### Exercise prompt
Every line below containing the word "true" should be found and copied.

(Stored dataset items)

####################

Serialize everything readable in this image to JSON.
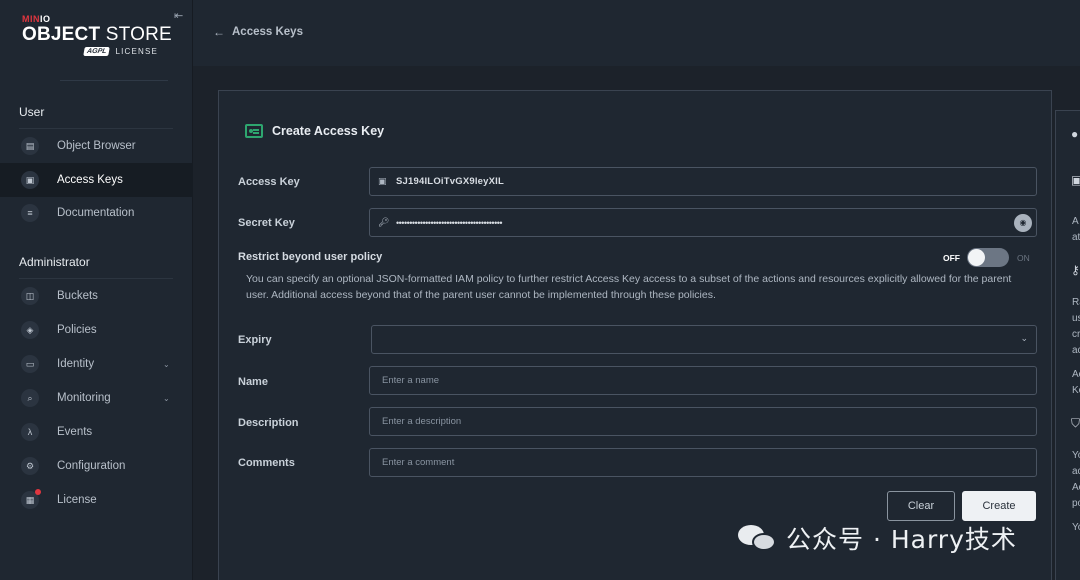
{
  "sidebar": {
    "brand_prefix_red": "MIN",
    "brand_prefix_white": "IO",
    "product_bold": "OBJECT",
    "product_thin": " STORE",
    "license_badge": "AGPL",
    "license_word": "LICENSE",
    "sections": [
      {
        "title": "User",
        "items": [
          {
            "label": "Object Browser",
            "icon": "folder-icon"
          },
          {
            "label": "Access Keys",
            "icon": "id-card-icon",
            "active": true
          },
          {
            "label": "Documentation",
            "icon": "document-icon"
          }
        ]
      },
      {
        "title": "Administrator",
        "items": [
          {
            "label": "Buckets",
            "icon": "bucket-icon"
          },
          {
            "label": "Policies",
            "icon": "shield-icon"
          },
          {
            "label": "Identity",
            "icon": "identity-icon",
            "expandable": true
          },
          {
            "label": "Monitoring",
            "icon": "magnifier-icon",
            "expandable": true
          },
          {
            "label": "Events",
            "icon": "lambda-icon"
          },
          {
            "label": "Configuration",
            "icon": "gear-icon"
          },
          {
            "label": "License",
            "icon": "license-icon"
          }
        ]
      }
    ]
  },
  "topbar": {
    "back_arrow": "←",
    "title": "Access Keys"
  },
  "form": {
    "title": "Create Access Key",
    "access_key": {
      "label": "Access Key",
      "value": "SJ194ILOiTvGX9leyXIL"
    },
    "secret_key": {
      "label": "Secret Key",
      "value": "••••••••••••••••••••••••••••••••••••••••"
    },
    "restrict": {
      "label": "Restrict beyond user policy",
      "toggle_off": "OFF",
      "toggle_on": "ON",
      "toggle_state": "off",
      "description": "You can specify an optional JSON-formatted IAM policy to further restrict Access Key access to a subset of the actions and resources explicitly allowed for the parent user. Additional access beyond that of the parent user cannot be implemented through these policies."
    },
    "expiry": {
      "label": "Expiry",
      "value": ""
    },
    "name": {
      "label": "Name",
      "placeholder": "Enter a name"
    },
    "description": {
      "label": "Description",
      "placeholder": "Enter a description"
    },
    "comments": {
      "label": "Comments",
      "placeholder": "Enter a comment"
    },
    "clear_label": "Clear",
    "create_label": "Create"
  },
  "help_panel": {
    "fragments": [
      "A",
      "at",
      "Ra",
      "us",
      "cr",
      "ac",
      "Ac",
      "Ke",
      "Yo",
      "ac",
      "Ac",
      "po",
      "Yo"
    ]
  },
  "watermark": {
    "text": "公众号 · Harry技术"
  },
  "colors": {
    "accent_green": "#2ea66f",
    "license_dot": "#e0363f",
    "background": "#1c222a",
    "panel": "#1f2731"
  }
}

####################

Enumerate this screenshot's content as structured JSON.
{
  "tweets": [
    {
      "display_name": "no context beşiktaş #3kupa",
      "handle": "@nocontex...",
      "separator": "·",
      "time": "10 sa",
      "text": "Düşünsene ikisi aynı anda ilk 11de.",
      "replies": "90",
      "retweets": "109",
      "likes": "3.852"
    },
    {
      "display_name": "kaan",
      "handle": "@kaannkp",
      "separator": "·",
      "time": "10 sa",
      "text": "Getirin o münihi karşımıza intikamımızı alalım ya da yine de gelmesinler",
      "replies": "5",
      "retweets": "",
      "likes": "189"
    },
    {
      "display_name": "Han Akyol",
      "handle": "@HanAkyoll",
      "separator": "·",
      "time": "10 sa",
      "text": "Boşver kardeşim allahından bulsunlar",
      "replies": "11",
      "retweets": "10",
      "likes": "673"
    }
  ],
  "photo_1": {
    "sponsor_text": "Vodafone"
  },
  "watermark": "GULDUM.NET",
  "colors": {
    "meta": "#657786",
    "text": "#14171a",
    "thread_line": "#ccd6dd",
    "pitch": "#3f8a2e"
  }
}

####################

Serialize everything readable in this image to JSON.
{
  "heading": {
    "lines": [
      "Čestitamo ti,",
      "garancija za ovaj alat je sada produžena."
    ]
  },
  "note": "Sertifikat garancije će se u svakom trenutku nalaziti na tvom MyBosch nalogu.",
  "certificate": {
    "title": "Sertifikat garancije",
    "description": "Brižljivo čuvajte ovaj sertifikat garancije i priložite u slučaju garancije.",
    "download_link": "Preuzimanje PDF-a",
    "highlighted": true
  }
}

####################

### Reply to the task
            "active": true
            "expandable": true
            "expandable": true
    "highlighted": true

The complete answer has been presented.